Identity Theft Fact Sheet - GPS Safety Tips

​A growing number of smartphones and other mobile devices have Global Positioning System (GPS)-based locator functions built in. The technology allows mobile device users to locate a business, check local traffic or weather, keep track of their children, and more. Mobile devices also use this technology to automatically add geolocation information to pictures taken with the onboard cameras – a practice known as "geotagging."

Most people do not realize that the geotagging of photos is set as a default action on their new mobile devices. As a result, many individuals do not turn off the function and unknowingly share a great deal of information about their exact location by simply snapping photos and posting them online with their mobile devices. Criminals are paying attention to those mistakes.

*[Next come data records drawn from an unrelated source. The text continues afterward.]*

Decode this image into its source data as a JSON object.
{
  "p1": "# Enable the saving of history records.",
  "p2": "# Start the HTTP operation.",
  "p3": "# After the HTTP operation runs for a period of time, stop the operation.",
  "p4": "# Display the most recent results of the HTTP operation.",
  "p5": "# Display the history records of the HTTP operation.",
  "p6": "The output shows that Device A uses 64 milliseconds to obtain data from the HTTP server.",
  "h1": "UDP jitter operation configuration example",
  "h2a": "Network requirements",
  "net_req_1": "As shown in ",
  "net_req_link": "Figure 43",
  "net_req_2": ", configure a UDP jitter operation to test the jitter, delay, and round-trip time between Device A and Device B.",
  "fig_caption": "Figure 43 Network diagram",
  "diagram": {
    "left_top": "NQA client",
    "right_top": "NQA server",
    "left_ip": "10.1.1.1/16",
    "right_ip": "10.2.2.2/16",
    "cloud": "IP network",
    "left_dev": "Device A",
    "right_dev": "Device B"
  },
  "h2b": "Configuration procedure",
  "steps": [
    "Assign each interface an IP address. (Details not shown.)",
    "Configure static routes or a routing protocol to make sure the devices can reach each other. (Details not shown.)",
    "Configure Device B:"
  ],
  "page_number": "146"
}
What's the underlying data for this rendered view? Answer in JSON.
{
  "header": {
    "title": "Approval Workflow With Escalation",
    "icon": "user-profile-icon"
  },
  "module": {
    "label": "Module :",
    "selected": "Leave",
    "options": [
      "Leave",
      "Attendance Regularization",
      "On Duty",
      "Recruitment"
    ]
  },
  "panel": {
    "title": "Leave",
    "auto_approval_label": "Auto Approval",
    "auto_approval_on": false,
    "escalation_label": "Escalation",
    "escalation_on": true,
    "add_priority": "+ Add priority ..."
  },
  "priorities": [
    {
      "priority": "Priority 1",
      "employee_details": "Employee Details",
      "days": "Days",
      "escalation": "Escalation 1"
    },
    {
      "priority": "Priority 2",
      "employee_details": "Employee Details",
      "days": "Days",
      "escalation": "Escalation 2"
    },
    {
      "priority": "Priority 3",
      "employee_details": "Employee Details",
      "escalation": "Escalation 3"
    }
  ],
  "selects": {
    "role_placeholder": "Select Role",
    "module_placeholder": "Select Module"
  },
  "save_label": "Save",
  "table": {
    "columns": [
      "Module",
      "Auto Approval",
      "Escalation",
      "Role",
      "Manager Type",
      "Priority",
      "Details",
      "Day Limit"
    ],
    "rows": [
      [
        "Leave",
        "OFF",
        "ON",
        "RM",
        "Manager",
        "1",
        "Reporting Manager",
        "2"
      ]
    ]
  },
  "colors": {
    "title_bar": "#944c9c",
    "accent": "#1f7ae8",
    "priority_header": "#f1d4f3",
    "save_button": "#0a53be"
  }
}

In addition to spying, stalking or theft, it is critical to understand that location and sharing technology on mobile devices can lead to identity theft if location information is made publicly available. For example, if smartphone messages that share your location are linked to your Facebook and Twitter accounts and you share your network with a lot of people, you could be sharing location information with people you may not trust and who may misuse the information for their own purposes.

Here is how it works

A GPS receiver built into your mobile device feeds location data into applications that let you find out where your friends are – and it lets them find you. Location services also allow you to map directions for driving, locate a nearby restaurant or access local weather reports while on the go. Some of those services rely on unique location data to provide accurate results; this data may be collected through your phone's GPS or through a nearby Wi-Fi access point or cellular tower.

The device can also use GPS technology to automatically embed information about the precise spot where a photo was taken with the onboard camera ("geotagging"). So when you text, email or post a picture to a photo-sharing site or social network page, that geographical data sticks with the photo when it goes out to others.

Facebook and Twitter can also take advantage of the GPS technology on your mobile device by geotagging status messages and tweets posted from that device.

These seemingly harmless functions actually provide criminals with the ability to reverse-search (or "reverse-geocode") the data of the posted photos, Twitter feeds, Facebook activities, and location searches that involve GPS-related location-sharing services from your mobile device.

By reverse-geocoding and conducting alternative searches on you without your consent or acknowledgement, the criminals are piecing together information that they can use to steal your identity (and more).

How to use location services safely

Choose the level of privacy that best fits your situation.

Fine-tune location settings

  • Before you turn on geotagging for any of your social networking accounts, think carefully on whether or not you want to share this information with everyone on those networks.

  • Check your phone settings for any application you have downloaded that uses your location to provide a service. Most people have agreed to share this information without even realizing it.

  • Only geotag photos when you need to mark them with your location. Note: it is safer not to geotag photos of your children or your home.

  • Consider disabling location services on your phone completely, or at minimum, limit the number of applications you allow to access this information. By doing this you will limit features like maps, bus-route data, or services that allow you to watch over your children.

Restrict who knows your location

  • Only share your location with people you know and trust.

  • Disable options that allow other users to share your location, or "check you in" on your behalf.

Pay attention to where and when you check in. Think before checking in by asking yourself a few questions

  • Does it enhance or harm your reputation?

  • Will it put others at risk? For example, are you "checking in" from your home, your kids' school, or a friend's house?

  • Are you alone? If so, is it safe?

The easiest way to stop your mobile device from posting your information for everyone to see is to disable the geotagging setting. Usually you need to open the camera application, go into the settings and set the location setting to off. Since each mobile device may do this differently, it is best to consult the manufacturer of your phone or device for detailed instructions.